HealthDay News — For middle-aged and older adults, smoking is associated with subjective cognitive decline (SCD), according to a study published online Nov. 9 in the Journal of Alzheimer’s Disease.
Jenna I. Rajczyk, M.P.H., from The Ohio State University in Columbus, and colleagues examined whether smoking status is associated with SCD among middle-aged and older adults in a cross-sectional analysis using data from the 2019 Behavioral Risk Factor Surveillance System survey. Eligible participants were aged 45 years and older and responded to the SCD and tobacco questions of interest.
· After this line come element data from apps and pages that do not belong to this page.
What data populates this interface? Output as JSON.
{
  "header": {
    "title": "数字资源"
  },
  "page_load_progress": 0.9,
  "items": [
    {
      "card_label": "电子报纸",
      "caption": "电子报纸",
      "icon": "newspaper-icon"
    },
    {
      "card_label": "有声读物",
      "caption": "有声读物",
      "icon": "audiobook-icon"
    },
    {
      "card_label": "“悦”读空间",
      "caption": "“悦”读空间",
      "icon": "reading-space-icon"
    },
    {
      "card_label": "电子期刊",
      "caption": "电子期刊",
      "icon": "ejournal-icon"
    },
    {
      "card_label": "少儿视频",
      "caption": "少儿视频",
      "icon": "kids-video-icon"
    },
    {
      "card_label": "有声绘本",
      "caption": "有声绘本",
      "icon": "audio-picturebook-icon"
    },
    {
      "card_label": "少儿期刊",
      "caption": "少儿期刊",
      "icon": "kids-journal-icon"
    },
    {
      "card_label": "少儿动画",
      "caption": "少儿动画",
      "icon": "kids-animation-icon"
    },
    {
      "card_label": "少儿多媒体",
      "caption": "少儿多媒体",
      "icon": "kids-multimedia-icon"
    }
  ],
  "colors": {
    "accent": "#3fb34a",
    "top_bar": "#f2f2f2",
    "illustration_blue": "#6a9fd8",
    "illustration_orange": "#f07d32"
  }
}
A total of 136,018 eligible respondents were included, about 10 percent of whom had SCD. The researchers identified a graded association between smoking and SCD, with the greatest prevalence of SCD observed among current smokers, followed by recent former smokers, and remote former smokers, each compared with never smokers (adjusted prevalence ratios [95 percent confidence intervals], 1.87 [1.54 to 2.28], 1.47 [1.02 to 2.12], and 1.11 [0.93 to 1.33], respectively). No evidence was seen for effect modification by sex.
“Our results raise the question as to whether smoking cessation intervention efforts in middle adulthood could indicate long-term cognitive benefits in later years, as well as the possible value of targeting middle-aged adult current and recent former smokers for SCD screening,” the authors write.